Think Like a Wine Enthusiast
When you’re deciding what to pair and how, follow the lead set by wine.
For lean and delicate items such as chicken and seafood, a sommelier would recommend a light white wine. The whiskey equivalent would be a light, lower-proof that doesn’t overpower the food.
For big, bold dishes such as steak that traditionally call for red wine, choose a whiskey that’s full-bodied and higher-proof.
Consider the Proof
Higher-proof whiskeys have a bigger presence and more dominant flavor.
A 100-proof bourbon such as David Nicholson Reserve calls for an in-your-face entrée with an assertive presence; something like blackened rib-eye with chimichurri, the vivid-green, brightly flavored sauce with parsley, garlic, and oregano.

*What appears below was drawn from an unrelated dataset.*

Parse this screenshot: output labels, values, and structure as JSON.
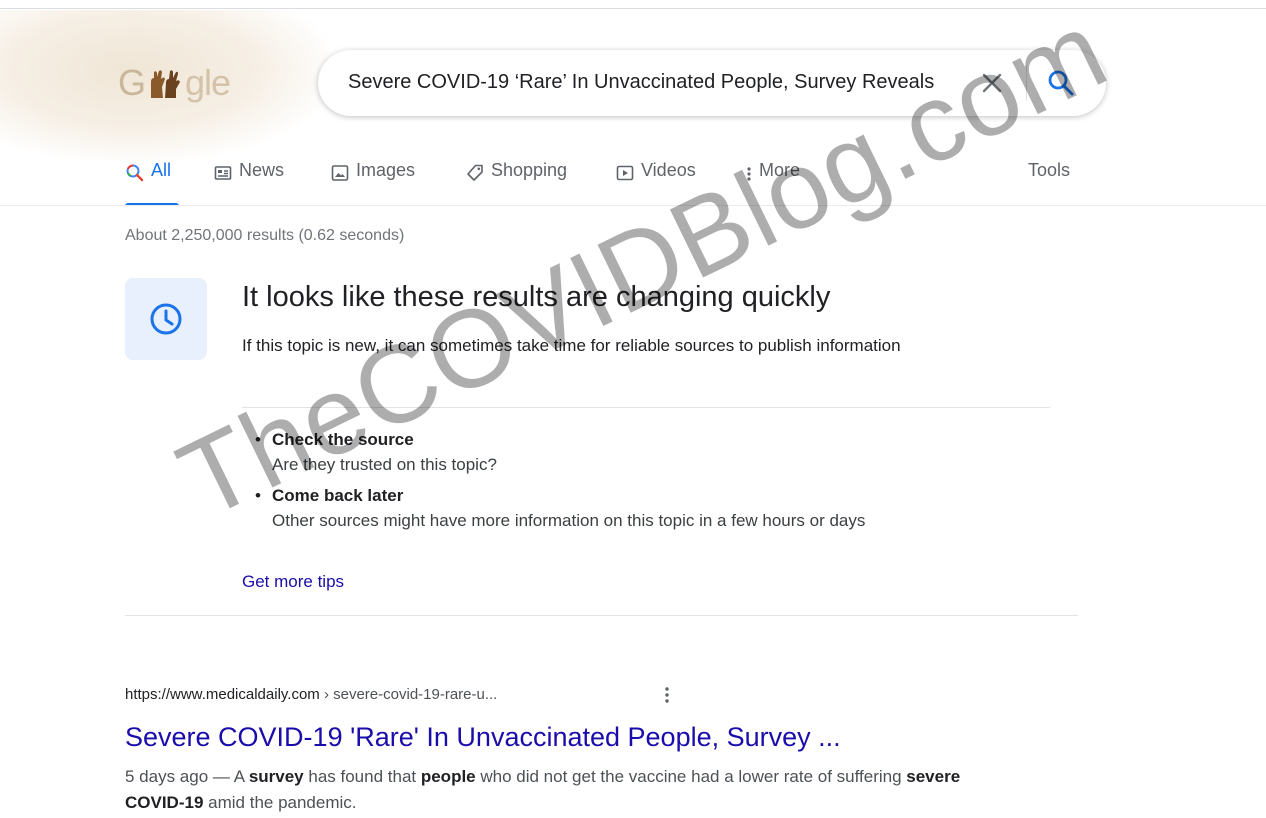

On the lower-proof side, an 80-proof whiskey such as Rebel Yell Kentucky Straight Bourbon has a smooth personality that’s tailor-made for a mellower dish like pasta with mushroom cream sauce.

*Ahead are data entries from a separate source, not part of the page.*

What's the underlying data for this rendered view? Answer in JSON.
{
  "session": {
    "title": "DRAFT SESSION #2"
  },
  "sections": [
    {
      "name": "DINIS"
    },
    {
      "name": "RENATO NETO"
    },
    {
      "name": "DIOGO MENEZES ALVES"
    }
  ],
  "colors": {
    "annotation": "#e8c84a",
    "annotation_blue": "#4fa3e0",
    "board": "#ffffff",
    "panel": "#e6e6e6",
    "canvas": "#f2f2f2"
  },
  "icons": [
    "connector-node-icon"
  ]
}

Then Consider the Flavors
The best whiskey-and-food moments happen when you matchmake similar flavors. Whiskey has many notes, from smoke to caramel to honey to vanilla. A smart pairing can draw those flavors out.
For a dish like barbecue pork, boasting lots of caramelized flavors, choose a bourbon with a strong caramel presence on the palate, such as David Nicholson 1843.

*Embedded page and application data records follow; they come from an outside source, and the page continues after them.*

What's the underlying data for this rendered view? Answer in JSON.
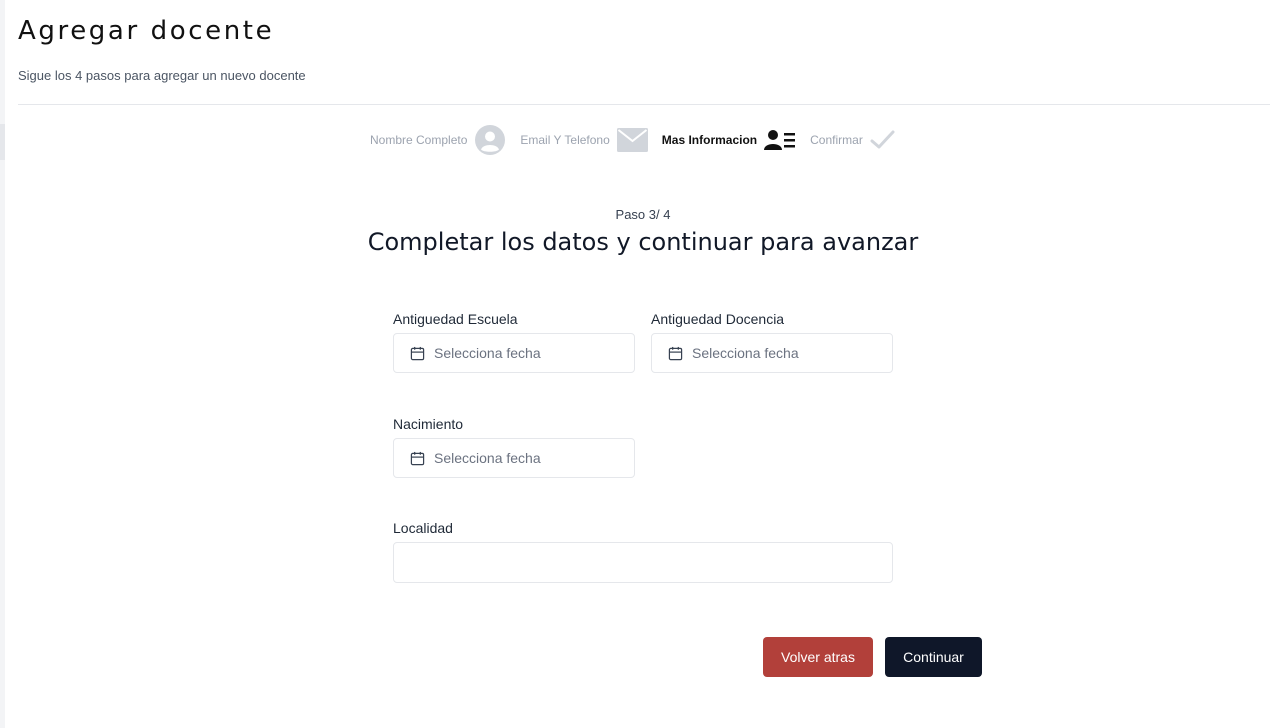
{
  "header": {
    "title": "Agregar docente",
    "subtitle": "Sigue los 4 pasos para agregar un nuevo docente"
  },
  "stepper": {
    "steps": [
      {
        "label": "Nombre Completo",
        "icon": "user-circle-icon",
        "state": "done"
      },
      {
        "label": "Email Y Telefono",
        "icon": "envelope-icon",
        "state": "done"
      },
      {
        "label": "Mas Informacion",
        "icon": "user-list-icon",
        "state": "active"
      },
      {
        "label": "Confirmar",
        "icon": "check-icon",
        "state": "pending"
      }
    ]
  },
  "form": {
    "step_counter": "Paso 3/ 4",
    "heading": "Completar los datos y continuar para avanzar",
    "fields": {
      "antiguedad_escuela": {
        "label": "Antiguedad Escuela",
        "placeholder": "Selecciona fecha"
      },
      "antiguedad_docencia": {
        "label": "Antiguedad Docencia",
        "placeholder": "Selecciona fecha"
      },
      "nacimiento": {
        "label": "Nacimiento",
        "placeholder": "Selecciona fecha"
      },
      "localidad": {
        "label": "Localidad",
        "value": ""
      }
    }
  },
  "actions": {
    "back_label": "Volver atras",
    "next_label": "Continuar"
  },
  "colors": {
    "back_button": "#b2403a",
    "next_button": "#0f1729",
    "inactive_step": "#9ca3af",
    "inactive_icon": "#d1d5db",
    "active_step": "#111111"
  }
}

Zesty fare such as a charcuterie plate with cheeses and spicy salami pairs smashingly with a ryed bourbon high on spice such as Old Ezra.
Don’t Skip Dessert
With its many layers of honey, caramel, vanilla, raisins, and stone fruit, whiskey represents the perfect mate for your sweet ending. Be it cheesecake, devil’s food cake, or a cinnamon-scented apple crisp, there’s a whiskey that fits.
For fruit desserts like apple crisp, nothing feels more right than the harmonious autumn-spice flavors of Rebel Yell Ginger Whiskey. Pair rich, creamy desserts such as cheesecake with Rebel Yell Root Beer Whiskey to evoke the pleasures of a root beer float.
Chocolate and bourbon were destined to be together. Which is more complex: a bite of deep, dark chocolate cake, or a taste of Blood Oath Pact No. 4, itself redolent of caramel, vanilla, and chocolate?